Dogs that are dehydrated for reasons like low water intake or fluid loss from vomiting are at risk of becoming constipated. Underlying medical conditions like kidney disease and diabetes in dogs can also leave pups with a higher risk of developing dehydration and electrolyte abnormalities.
Eating bones or other poorly digested material
I had a client who thought it was no biggie to share chicken wings with his Pit Bull on Super Bowl Sunday. This poor pup suffered horribly painful constipation and had to be hospitalized for treatment with enemas and IV fluids. I get it — those puppy dog eyes will make you want to cave and share your chicken dinner. Don’t do it.
An enlarged prostate can put pressure on a dog’s colon and lead to straining and constipation. Older, intact male dogs are more at risk of developing prostatitis, which can be benign, infectious, or cancerous. Tumors can also cause physical obstructions. To avoid some of these risks, neuter your male dog.
Arthritis, injuries, etc.
While constipation itself is painful, underlying pain can also cause constipation. Arthritis, back pain, and hip injuries may make the simple act of popping a squat agonizing for your dog. Other causes of constipation in dogs include recent anesthesia or narcotics, neurological disease, poor grooming/hygiene, obesity, a hernia by the rectum, and lack of exercise.
What you should do if you dog is constipated
Do increase water intake. Maintaining hydration is key to treating and preventing constipation. Canned diets have a high water content, so feeding wet food an easy way to increase water intake. And make sure your pup has access to plenty of water.
Do increase fiber intake. Just like with people, fiber adds bulk to stool, which leads to better BMs. Canned or puree pumpkin or fiber supplements like Metamucil are simple sources of fiber that vets often recommend.
Do check under the tail. This won’t be pretty but longhaired dogs can get clumps of old poop tangled in the fur near their anus that actually block new poop from coming out. A sneak peek can mean the difference between a trip to the groomer or a trip to the vet.

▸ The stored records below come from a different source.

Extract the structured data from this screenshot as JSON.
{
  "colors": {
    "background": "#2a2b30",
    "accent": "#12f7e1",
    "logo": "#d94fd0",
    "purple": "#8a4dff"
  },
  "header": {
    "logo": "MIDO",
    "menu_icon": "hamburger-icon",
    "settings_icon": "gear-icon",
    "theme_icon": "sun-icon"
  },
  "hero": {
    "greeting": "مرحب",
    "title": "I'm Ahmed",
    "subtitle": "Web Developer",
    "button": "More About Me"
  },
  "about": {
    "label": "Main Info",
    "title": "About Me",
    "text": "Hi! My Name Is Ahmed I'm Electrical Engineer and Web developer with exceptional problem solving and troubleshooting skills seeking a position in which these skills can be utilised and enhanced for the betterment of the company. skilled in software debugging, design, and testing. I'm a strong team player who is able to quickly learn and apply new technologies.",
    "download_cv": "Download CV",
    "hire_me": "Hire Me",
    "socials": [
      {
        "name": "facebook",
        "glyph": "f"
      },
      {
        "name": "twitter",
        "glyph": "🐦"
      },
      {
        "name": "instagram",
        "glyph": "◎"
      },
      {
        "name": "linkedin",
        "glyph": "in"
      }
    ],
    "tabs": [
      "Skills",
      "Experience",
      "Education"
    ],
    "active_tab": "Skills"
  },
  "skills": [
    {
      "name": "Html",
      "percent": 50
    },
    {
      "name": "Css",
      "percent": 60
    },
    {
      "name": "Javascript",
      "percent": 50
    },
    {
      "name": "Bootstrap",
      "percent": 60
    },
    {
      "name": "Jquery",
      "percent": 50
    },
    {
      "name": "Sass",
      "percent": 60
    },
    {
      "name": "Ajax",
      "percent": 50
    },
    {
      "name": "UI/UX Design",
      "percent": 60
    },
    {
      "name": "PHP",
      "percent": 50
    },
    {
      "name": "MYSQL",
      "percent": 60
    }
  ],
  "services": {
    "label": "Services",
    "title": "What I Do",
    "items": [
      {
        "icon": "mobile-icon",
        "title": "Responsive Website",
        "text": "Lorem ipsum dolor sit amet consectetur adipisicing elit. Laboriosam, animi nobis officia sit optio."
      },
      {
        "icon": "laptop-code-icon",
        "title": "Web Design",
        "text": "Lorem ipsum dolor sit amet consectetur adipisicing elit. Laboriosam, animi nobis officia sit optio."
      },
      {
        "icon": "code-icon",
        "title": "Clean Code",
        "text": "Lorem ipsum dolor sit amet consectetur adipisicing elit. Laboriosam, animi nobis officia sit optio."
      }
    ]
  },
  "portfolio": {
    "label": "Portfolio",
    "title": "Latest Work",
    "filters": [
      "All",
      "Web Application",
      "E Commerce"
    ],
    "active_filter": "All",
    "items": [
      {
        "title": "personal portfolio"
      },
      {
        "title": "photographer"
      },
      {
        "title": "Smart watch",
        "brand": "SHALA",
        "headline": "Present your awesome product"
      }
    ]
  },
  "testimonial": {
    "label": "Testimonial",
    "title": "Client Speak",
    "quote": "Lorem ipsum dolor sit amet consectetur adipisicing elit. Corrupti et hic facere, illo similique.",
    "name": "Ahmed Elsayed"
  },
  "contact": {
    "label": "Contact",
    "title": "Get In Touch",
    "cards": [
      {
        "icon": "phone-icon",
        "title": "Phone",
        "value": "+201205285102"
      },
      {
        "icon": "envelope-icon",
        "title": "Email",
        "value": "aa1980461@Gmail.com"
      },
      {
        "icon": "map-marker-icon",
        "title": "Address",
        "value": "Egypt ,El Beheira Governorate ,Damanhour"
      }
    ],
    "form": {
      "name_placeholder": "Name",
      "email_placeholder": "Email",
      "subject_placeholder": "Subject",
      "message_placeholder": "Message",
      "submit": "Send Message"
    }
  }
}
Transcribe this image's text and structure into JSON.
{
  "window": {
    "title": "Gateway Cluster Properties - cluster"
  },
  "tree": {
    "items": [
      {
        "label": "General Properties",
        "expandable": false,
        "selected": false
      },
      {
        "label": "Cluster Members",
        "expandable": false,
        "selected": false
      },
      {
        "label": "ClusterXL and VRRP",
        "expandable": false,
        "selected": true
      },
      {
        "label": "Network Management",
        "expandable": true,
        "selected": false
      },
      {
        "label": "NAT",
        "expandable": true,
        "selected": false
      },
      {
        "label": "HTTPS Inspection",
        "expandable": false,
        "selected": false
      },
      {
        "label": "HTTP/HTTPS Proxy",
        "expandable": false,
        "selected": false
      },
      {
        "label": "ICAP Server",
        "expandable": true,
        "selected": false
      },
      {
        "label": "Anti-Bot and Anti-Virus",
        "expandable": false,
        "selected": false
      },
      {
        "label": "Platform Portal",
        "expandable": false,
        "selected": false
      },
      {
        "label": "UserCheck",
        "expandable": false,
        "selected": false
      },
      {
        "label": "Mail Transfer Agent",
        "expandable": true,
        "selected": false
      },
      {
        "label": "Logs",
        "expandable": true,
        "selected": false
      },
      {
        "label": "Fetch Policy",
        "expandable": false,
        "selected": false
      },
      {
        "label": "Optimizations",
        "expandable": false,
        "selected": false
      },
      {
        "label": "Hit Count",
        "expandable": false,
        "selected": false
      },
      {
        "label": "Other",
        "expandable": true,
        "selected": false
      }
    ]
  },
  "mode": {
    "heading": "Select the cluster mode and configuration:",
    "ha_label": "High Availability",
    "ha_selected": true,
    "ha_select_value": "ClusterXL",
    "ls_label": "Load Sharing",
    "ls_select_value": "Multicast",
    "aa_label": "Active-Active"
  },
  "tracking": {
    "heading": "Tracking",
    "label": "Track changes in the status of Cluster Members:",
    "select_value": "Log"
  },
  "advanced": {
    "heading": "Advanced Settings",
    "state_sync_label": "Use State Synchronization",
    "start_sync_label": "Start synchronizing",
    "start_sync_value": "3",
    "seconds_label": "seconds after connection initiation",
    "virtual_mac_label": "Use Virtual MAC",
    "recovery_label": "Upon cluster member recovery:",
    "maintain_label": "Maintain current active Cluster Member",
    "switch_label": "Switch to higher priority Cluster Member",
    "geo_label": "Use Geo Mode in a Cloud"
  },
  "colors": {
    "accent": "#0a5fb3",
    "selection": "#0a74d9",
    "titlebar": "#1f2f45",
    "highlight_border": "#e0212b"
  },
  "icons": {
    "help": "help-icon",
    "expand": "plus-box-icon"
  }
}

Do walk your dog. Get your dog moving to get their gut moving. If your pup is feeling up to it, some gentle exercise can help stimulate the intestines to move things along more quickly.
Do take your dog to the vet. As always, taking your dog to the vet is the fastest way to find out what’s going on with them. X-rays can reveal the severity of the constipation. Enemas, fluid therapy, or medications may be needed if at-home remedies aren’t doing the trick.
What you shouldn’t do if your dog is constipated
Don’t use scissors to remove said clump of poop from under your dog’s tail. It’s too easy to accidentally cut their skin — open wounds and fecal matter are not a good combination. Instead, take your pup to the groomer or vet.
Don’t try to DIY an enema. This will be an unpleasant (and potentially dangerous) experience for you and your dog. Let the pros be the bad guys for this one. Cool, right?
Don’t give your dog over-the-counter stool softeners or other medications as a home remedy without consulting with your vet. Dogs metabolize things differently than we do, so stick to prescriptions unless advised otherwise by your vet.
Don’t ignore the problem for too long. Untreated constipation can progress to obstipation — a serious form of constipation that won’t respond to medication or diet. In such extreme cases, dogs must be anesthetized to manually remove very dry, very hard stool. More fingers in butts.
Trust me, I’m a vet.
A vet’s take on why it’s a smart choice. Snip, snip!
Dr. Alycia Washington, DVM, MS
Alycia Washington, DVM, is a small animal emergency veterinarian based in North Carolina. She works as a relief veterinarian and provides services to numerous emergency and specialty hospitals. Dr. Washington is also a children’s book author and freelance writer with a focus on veterinary medicine. She has a special fondness for turtles, honey bees, and penguins — none of which she treats. In her free time, Dr. Washington enjoys travel, good food, and good enough coffee.